During Wednesday's committee meeting, Harrell asked a council staff member to look into clarifying the language.
“It’s kind of poorly written,” Sano said of the bill. He added later that “it flies in the face of succession planning.”
“It’s certainly not ready to go,” said Joseph Kessler, a captain in the southwest precinct and vice president of the union.
Both officers emphasized that the union was not trying to be obstructionist.
“Everything is open to negotiation,” Kessler said. “We’re willing to sit down at the table.”
During the Wednesday meeting, Harrell said he’d already heard ideas from critics of the bill about how it could be tweaked. The potential changes included a sunset clause that would allow the hiring restrictions to go back into place after the next chief is selected and limits on how many outsiders a new chief could bring in as deputy and assistant chiefs.
“I am concerned about the message we do send to the rank and file and the command staff now,” Harrell said. “Quite frankly I like having conversations with them so they understand why we’re making these changes.”
Burgess said rank-and-file cops and detectives want to see stronger leadership from the council and the mayor’s office. “They’ll like this,” he said referring to the legislation.
“You say that, but their spokesman doesn’t like it,” Harrell replied. “Their spokesperson filed a grievance opposing it and said the exact opposite, so I have difference in opinion on what the rank and file want.”
The president of the Seattle Police Officer's Guild, the union that represents officers below the rank of lieutenant, could not be reached for comment on Tuesday or Wednesday.
In the hallway outside the council chambers, Sano said that while an outside perspective might be helpful for the department, it doesn't necessarily outweigh the credentials of officers already on the force. "We know Seattle politics, we know Seattle history," he said. "If you bring somebody from a completely different city, they may not understand, for lack of a better term, the Seattle way of doing things."
Burgess, a former Seattle Police Department detective, said after the meeting that officers stop him in the street and in coffee shops to share their concerns about the department.
“We’ve had four years now of very ineffective leadership from the mayor on these issues,” he said. “But we’ve also had a police department that, in my view, has not been well lead over the last several years and that has resulted in discontent among the rank and file and a real desire for change.”

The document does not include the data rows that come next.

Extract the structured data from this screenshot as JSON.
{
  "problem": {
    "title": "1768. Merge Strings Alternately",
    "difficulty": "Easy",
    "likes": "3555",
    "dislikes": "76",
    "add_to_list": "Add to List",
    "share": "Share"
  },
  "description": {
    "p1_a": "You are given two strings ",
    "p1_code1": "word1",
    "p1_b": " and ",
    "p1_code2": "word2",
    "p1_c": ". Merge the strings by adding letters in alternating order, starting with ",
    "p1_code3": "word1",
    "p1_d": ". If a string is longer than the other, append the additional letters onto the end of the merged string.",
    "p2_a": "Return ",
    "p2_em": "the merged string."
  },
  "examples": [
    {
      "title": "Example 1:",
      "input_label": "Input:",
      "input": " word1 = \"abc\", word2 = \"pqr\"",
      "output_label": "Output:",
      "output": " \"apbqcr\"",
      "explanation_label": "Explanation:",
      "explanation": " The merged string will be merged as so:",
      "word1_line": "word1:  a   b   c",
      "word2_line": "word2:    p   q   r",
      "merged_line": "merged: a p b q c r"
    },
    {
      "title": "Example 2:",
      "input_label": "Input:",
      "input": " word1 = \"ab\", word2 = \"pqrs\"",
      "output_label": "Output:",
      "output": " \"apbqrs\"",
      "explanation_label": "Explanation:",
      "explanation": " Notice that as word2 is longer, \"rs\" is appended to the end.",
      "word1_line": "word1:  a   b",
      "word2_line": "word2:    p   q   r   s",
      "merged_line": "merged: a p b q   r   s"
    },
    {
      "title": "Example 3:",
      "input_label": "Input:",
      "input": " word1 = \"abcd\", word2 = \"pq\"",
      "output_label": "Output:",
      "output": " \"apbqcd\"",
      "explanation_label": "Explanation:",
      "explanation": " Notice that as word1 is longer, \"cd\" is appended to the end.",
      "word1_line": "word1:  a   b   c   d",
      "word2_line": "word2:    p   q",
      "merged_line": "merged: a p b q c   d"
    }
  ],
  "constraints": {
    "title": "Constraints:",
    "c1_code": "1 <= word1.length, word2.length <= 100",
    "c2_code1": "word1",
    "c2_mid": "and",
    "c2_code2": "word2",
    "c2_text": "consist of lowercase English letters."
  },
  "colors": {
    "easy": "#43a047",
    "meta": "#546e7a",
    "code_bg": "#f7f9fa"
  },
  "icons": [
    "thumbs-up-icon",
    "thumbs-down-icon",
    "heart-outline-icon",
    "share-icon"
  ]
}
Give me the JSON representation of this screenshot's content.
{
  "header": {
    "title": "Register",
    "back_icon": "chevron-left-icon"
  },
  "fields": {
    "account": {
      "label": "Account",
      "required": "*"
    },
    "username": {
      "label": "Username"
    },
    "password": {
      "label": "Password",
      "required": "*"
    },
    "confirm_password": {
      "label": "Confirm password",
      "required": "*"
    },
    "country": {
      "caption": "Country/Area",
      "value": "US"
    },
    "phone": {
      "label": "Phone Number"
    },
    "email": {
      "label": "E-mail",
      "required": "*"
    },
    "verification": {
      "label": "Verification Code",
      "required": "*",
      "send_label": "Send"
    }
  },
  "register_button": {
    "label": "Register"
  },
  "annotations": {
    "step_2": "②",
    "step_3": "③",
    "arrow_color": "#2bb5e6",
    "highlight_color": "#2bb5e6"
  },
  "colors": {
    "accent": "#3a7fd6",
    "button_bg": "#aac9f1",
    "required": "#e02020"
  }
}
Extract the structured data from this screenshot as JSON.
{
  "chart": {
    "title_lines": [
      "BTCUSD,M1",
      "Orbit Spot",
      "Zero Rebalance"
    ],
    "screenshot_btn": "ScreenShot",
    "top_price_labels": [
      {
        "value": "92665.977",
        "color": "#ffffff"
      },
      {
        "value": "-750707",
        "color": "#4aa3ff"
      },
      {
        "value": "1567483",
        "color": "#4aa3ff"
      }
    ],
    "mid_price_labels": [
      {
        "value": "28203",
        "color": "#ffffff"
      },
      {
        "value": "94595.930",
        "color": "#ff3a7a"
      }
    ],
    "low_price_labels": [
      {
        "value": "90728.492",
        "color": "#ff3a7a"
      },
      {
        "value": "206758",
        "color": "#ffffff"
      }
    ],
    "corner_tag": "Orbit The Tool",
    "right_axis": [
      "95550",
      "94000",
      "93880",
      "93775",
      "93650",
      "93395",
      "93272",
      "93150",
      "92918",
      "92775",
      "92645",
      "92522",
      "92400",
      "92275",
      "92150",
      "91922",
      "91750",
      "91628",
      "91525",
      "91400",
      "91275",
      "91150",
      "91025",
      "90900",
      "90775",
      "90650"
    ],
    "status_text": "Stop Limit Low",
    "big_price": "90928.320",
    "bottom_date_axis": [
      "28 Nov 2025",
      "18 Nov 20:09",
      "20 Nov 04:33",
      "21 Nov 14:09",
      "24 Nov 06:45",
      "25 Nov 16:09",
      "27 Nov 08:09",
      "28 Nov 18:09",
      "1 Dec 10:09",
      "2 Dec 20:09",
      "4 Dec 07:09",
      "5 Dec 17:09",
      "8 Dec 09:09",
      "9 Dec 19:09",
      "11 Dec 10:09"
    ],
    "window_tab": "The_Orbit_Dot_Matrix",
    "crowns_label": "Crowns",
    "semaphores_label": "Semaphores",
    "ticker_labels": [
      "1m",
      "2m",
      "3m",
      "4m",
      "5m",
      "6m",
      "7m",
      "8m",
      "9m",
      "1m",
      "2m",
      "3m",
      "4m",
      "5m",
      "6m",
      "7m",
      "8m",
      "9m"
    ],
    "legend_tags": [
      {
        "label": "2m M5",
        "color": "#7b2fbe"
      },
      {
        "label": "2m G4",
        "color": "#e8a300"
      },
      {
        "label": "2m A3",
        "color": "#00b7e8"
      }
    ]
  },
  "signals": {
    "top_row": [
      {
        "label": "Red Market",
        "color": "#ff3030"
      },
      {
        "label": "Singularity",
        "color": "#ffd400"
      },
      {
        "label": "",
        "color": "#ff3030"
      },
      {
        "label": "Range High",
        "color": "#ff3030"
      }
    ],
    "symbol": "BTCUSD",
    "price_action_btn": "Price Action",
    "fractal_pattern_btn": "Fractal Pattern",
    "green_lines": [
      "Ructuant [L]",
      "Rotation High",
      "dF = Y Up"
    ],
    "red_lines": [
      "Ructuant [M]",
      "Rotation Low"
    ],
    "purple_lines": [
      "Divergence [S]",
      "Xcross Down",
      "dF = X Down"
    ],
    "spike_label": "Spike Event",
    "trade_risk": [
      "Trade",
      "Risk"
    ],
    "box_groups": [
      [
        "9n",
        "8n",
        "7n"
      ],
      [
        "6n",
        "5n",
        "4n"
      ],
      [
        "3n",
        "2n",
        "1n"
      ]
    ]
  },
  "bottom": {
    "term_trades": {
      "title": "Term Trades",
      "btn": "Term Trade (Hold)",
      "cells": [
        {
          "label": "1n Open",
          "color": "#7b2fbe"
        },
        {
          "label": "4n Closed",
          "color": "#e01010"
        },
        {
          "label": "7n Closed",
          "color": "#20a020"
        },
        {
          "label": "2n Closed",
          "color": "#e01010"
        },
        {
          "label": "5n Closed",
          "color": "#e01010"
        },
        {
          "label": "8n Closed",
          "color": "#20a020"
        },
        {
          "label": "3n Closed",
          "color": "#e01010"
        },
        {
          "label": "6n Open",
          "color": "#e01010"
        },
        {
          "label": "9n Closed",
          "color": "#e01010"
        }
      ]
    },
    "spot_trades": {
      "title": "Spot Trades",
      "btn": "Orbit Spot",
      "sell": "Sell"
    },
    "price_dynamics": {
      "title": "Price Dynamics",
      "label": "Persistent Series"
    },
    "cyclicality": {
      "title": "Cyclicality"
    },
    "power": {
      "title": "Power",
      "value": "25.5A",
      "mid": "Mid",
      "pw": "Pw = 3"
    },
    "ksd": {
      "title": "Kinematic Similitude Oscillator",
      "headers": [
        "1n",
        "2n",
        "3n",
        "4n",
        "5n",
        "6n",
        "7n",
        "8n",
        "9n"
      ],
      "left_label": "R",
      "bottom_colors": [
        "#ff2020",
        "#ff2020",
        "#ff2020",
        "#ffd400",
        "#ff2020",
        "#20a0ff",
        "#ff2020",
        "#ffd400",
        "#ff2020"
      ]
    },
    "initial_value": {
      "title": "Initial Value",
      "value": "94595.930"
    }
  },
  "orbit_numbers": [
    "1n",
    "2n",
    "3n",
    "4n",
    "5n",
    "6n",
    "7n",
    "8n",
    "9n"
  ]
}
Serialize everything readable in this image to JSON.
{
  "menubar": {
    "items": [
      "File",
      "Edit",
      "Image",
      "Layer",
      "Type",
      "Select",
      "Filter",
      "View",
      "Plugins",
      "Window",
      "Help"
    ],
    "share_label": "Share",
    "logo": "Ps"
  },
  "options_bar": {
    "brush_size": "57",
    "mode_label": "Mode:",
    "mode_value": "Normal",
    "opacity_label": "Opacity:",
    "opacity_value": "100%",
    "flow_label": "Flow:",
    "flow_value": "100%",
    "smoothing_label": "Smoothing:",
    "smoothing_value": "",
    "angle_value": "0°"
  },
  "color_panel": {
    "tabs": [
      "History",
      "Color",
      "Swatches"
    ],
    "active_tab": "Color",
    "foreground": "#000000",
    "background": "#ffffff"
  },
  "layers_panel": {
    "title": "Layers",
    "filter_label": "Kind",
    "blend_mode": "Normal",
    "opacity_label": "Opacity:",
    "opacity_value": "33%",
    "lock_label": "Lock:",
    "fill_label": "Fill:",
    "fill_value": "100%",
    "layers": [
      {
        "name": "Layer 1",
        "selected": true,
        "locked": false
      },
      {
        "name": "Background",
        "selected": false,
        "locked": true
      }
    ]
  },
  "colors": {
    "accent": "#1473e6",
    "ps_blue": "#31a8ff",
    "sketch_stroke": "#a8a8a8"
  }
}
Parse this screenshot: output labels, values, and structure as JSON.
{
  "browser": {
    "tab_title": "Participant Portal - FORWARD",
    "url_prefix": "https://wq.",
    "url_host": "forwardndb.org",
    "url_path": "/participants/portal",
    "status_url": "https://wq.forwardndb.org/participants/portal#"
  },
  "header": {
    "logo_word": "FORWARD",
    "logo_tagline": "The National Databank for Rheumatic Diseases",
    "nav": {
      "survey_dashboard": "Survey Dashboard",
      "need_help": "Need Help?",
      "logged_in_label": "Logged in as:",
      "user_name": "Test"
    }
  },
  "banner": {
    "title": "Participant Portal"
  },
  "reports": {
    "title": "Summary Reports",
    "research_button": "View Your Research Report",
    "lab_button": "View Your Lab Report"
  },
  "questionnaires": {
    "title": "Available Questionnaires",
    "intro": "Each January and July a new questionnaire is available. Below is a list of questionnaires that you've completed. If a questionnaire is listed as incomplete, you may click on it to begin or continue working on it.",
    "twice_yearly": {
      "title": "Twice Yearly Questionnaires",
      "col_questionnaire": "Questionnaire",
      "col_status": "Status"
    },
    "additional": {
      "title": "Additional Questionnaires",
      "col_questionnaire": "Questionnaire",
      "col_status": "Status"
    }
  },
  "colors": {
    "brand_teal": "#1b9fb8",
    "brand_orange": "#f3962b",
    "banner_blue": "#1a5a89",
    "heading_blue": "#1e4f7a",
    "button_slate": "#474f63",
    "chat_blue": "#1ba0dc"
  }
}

Harrell said he would plan to hold a committee vote on the bill on Jan. 15 and aim to get the legislation before the full council in late January. He said that he’d talked to Mayor-elect Murray’s transition staff about the police chief search and “the actual solicitation of resumes for chiefs will most likely not be made before then.” That should leave the council, the police management association and, potentially, the incoming mayor some time to work out their differences.